Why is setting them important?
Without understanding what is necessary to complete marketing goals, these crucial elements may not be dealt with properly, which in turn can critically affect the ability of marketing teams to execute on goals.
How do you determine what your CSFs are?
To identify CSFs, try brainstorming around the following key types of CSFs, as presented by Rockart and Bullen:
Competitive strategy and industry position.
Managerial position (if considered from an individual’s point of view).
See http://rapidbi.com/how-to-write-a-critical-success-factor-csf/ for more information. What are some examples of CSFs?
An example of a CSF which applies to the “10% increase in visitors per month goal” could be:
- Implementation of click tracking (e.g. Bit.ly) to assess traffic sources.
7. Achieving final approval
Once the full plan has been created, make sure the key stakeholders provide the final sign off on the document. Producing a KPI framework is not an easy thing to do, and will certainly take substantial time to produce, but it is time that you would be hard pressed to find a better use for; a KPI framework acts as the beating heart for well managed digital campaigns. In terms of estimating how much time to put aside for this process, this is generally proportional to the number of conflicting views/business models in the organisation and how many iterations are required to bring out the common ground. Commonly this in the range of 1-3 days. Also, as a general rule, if you can’t fit the KPI framework on a single side of A4 then it has become too complex to manage.

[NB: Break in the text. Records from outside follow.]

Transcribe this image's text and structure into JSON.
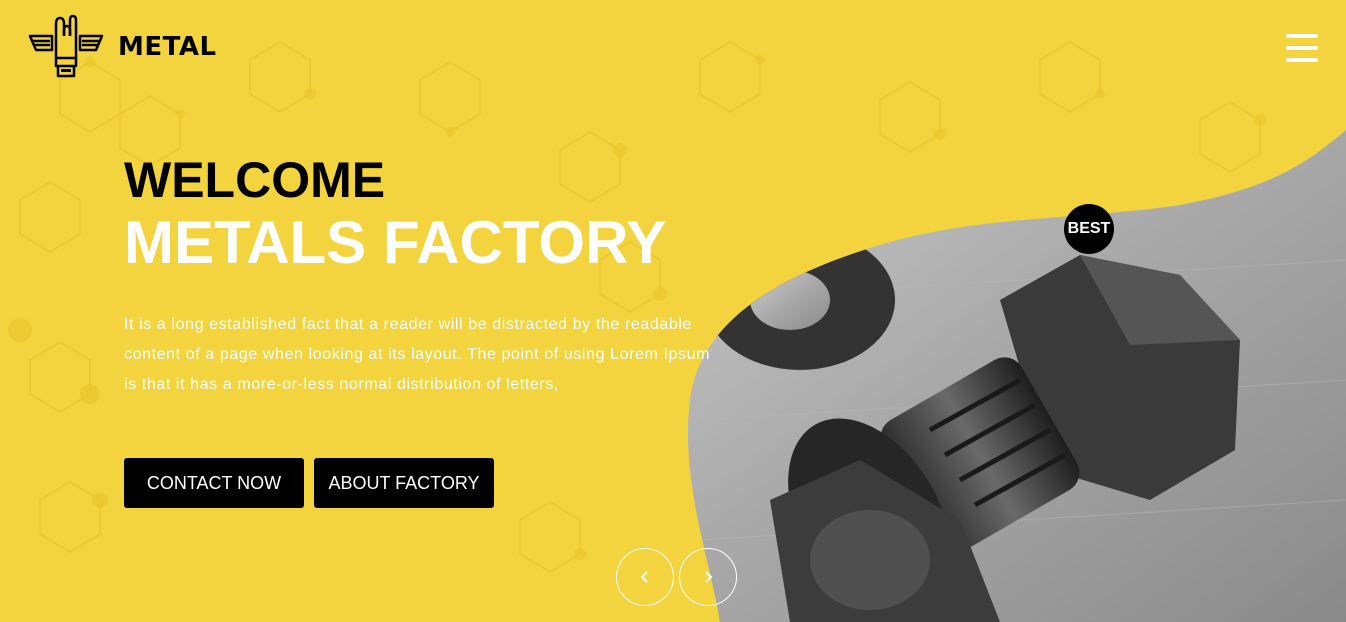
{
  "brand": {
    "name": "METAL",
    "logo_icon": "rock-hand-wings-icon"
  },
  "header": {
    "menu_icon": "hamburger-menu-icon"
  },
  "hero": {
    "welcome": "WELCOME",
    "title": "METALS FACTORY",
    "description": "It is a long established fact that a reader will be distracted by the readable content of a page when looking at its layout. The point of using Lorem Ipsum is that it has a more-or-less normal distribution of letters,",
    "buttons": {
      "contact": "CONTACT NOW",
      "about": "ABOUT FACTORY"
    },
    "badge": "BEST"
  },
  "carousel": {
    "prev_icon": "chevron-left-icon",
    "next_icon": "chevron-right-icon"
  },
  "colors": {
    "accent": "#f4d43e",
    "dark": "#000000",
    "light": "#ffffff"
  }
}
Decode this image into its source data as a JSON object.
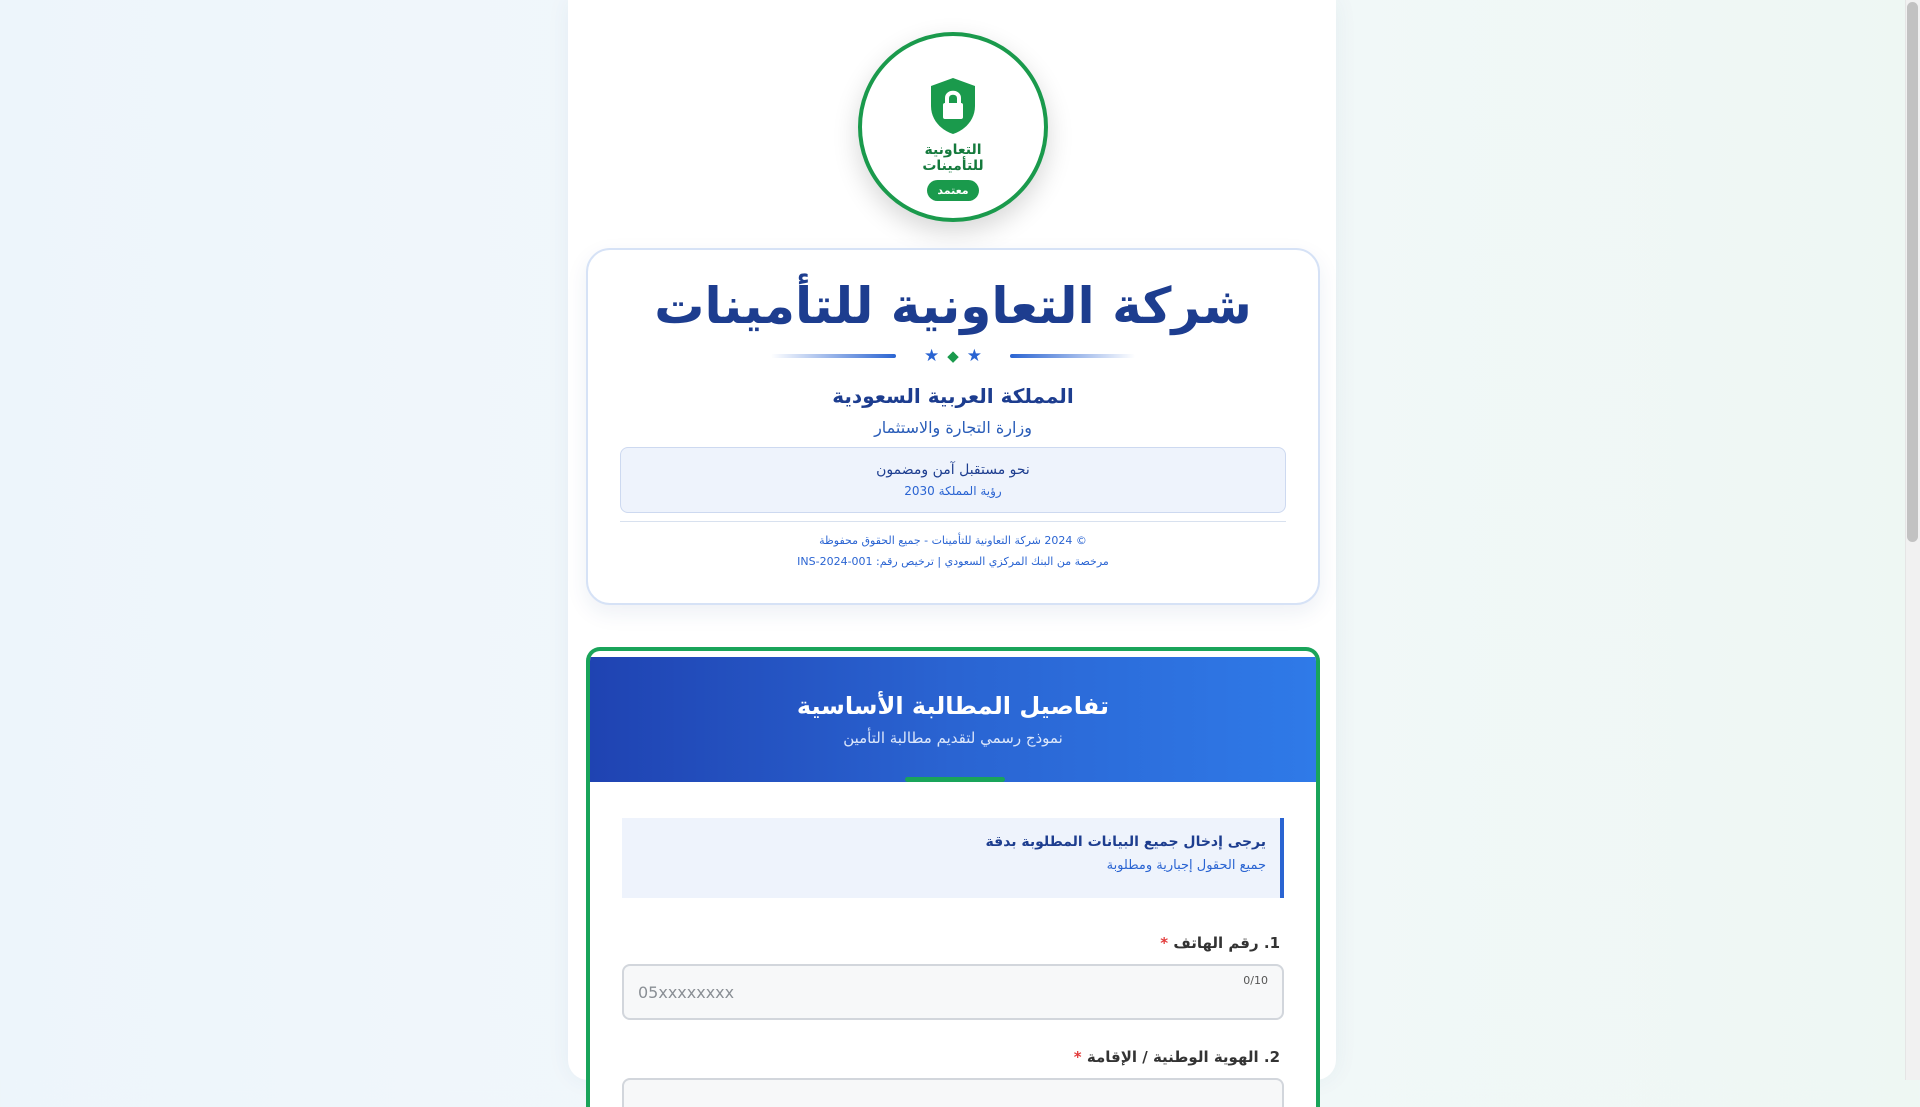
{
  "logo": {
    "text": "التعاونية للتأمينات",
    "badge": "معتمد",
    "icon": "shield-lock-icon"
  },
  "company": {
    "title": "شركة التعاونية للتأمينات",
    "kingdom": "المملكة العربية السعودية",
    "ministry": "وزارة التجارة والاستثمار",
    "vision_main": "نحو مستقبل آمن ومضمون",
    "vision_sub": "رؤية المملكة 2030",
    "copyright": "© 2024 شركة التعاونية للتأمينات - جميع الحقوق محفوظة",
    "license": "مرخصة من البنك المركزي السعودي | ترخيص رقم: INS-2024-001"
  },
  "form": {
    "title": "تفاصيل المطالبة الأساسية",
    "subtitle": "نموذج رسمي لتقديم مطالبة التأمين",
    "notice_title": "يرجى إدخال جميع البيانات المطلوبة بدقة",
    "notice_sub": "جميع الحقول إجبارية ومطلوبة",
    "fields": [
      {
        "label": "1. رقم الهاتف",
        "required": "*",
        "placeholder": "05xxxxxxxx",
        "counter": "0/10"
      },
      {
        "label": "2. الهوية الوطنية / الإقامة",
        "required": "*"
      }
    ]
  },
  "colors": {
    "primary_blue": "#1d3d8f",
    "accent_blue": "#2a64d2",
    "brand_green": "#1a9a4c",
    "required_red": "#e23b3b"
  }
}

It is also worth noting that CSFs can change over time whereas ideally the rest of the framework is reasonably static. We like to connect CSFs to the KPI framework in order to emphasize that in order for targets to be met, certain things need to happen, but due to the volatility of CSFs this requires regular review.
In part 3 of this blog post series we will look at real life examples of and sample models for making the most of analytics and KPIs.
Contact DAC today to find out more!